Describing and understanding the world in the long nineteenth century
Oberwolfach Reports 41/2020, 2020, 52–53, doi 10.4171/OWR/2020/41

Scott A. Walter

During the 19th century, great strides were made in describing quantitatively and understanding qualitatively the behavior of the natural and social worlds. Making sense of increasingly precise quantitative measurements of familiar natural and social phenomena posed great challenges to scientific imagination, but in addition, the century saw the discovery of new forces and fields, in the image of Oersted’s production of a circular magnetic field by flowing electric current through a wire, and Faraday’s law of electromagnetic induction, to mention just two such novelties. In mid-century, Maxwell, building on Faraday’s notion of “lines of force”, proposed a unification of optics and electrodynamics, in a new theory of the “electromagnetic field”. Although it took another twenty years to win over physicists, Maxwell’s theory eventually opened up broad new horizons for physics and technology.
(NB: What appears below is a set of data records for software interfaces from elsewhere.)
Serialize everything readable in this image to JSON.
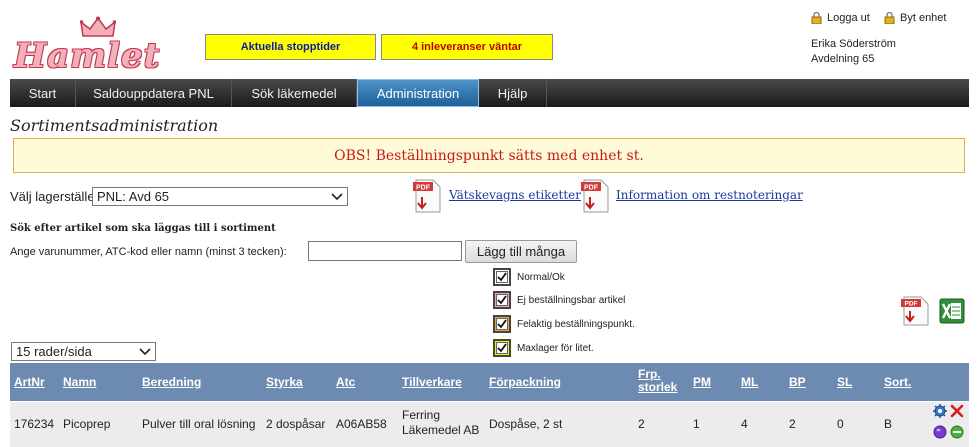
{
  "header": {
    "logo": "Hamlet",
    "notice_stop": "Aktuella stopptider",
    "notice_deliveries": "4 inleveranser väntar",
    "logout": "Logga ut",
    "switch_unit": "Byt enhet",
    "user_name": "Erika Söderström",
    "user_unit": "Avdelning 65"
  },
  "nav": [
    {
      "label": "Start",
      "active": false
    },
    {
      "label": "Saldouppdatera PNL",
      "active": false
    },
    {
      "label": "Sök läkemedel",
      "active": false
    },
    {
      "label": "Administration",
      "active": true
    },
    {
      "label": "Hjälp",
      "active": false
    }
  ],
  "page": {
    "title": "Sortimentsadministration",
    "obs_message": "OBS! Beställningspunkt sätts med enhet st.",
    "storage_label": "Välj lagerställe",
    "storage_value": "PNL: Avd 65",
    "link_labels": "Vätskevagns etiketter",
    "link_restnotes": "Information om restnoteringar",
    "search_heading": "Sök efter artikel som ska läggas till i sortiment",
    "search_label": "Ange varunummer, ATC-kod eller namn (minst 3 tecken):",
    "search_value": "",
    "add_many_button": "Lägg till många",
    "rows_per_page": "15 rader/sida"
  },
  "legend": [
    {
      "label": "Normal/Ok",
      "color": "#ffffff",
      "checked": true
    },
    {
      "label": "Ej beställningsbar artikel",
      "color": "#f4a3a8",
      "checked": true
    },
    {
      "label": "Felaktig beställningspunkt.",
      "color": "#f5a23a",
      "checked": true
    },
    {
      "label": "Maxlager för litet.",
      "color": "#f4f400",
      "checked": true
    }
  ],
  "table": {
    "columns": {
      "artnr": "ArtNr",
      "namn": "Namn",
      "beredning": "Beredning",
      "styrka": "Styrka",
      "atc": "Atc",
      "tillverkare": "Tillverkare",
      "forpackning": "Förpackning",
      "frp_line1": "Frp.",
      "frp_line2": "storlek",
      "pm": "PM",
      "ml": "ML",
      "bp": "BP",
      "sl": "SL",
      "sort": "Sort."
    },
    "rows": [
      {
        "artnr": "176234",
        "namn": "Picoprep",
        "beredning": "Pulver till oral lösning",
        "styrka": "2 dospåsar",
        "atc": "A06AB58",
        "tillverkare_line1": "Ferring",
        "tillverkare_line2": "Läkemedel AB",
        "forpackning": "Dospåse, 2 st",
        "frp": "2",
        "pm": "1",
        "ml": "4",
        "bp": "2",
        "sl": "0",
        "sort": "B"
      }
    ]
  },
  "colors": {
    "accent": "#6d8ab0",
    "nav_active": "#2c73b0",
    "notice": "#ffff00",
    "obs_text": "#c81818"
  }
}
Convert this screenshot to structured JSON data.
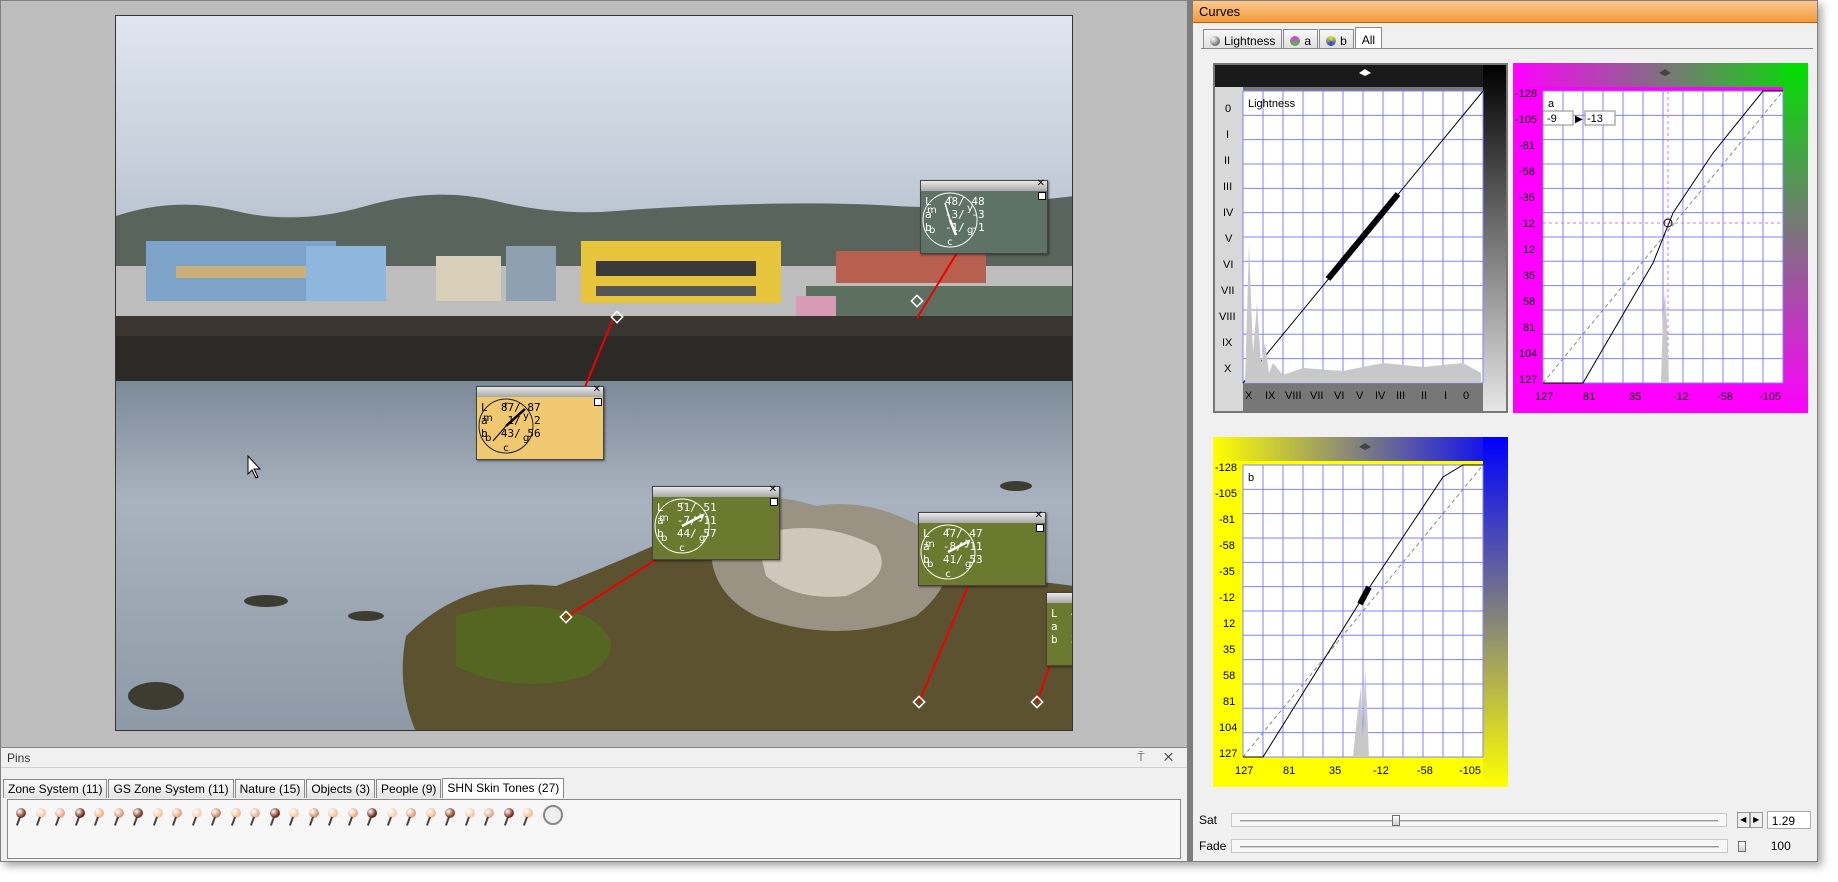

Most notably, the propagation of electromagnetic waves in air was demonstrated by Hertz, giving rise not only to wireless telegraphy, but to two revolutions of the 20th century: broadcast radio and radio astronomy.

Quantitative measurements concerned not only the natural but also the human realm, as the state apparatus collected “statistics”, with which it meant to predict and control populations, from gathering data on birth, death, crime, education level, revenue, and the like. The acquisition of such statistics, combined with the use of mathematical modeling, gave rise, by the end of the century, to “economics”. A new and important domain of application for probability arose in the aftermath of Darwin’s theory of natural selection, which inspired his cousin Francis Galton to examine the statistics of human heredity. In a tangential way, statistical studies of the early 19th century further motivated the introduction of statistical reasoning in physics, a movement marked by the mid-century invention of kinetic gas theory by Maxwell and Boltzmann, and by Henri Poincaré’s new methods of celestial mechanics. At the end of the century, Max Planck put probabilistic arguments to use in order to express his law of black-body radiation, setting the scene for the 20th-century revolution of quantum mechanics.

These two streams, electromagnetic field theory and probability, capture broad swaths of new mathematical thinking about the natural and social worlds in the 19th century. The streams are naturally antagonistic (particle vs. field), introducing a fruitful tension.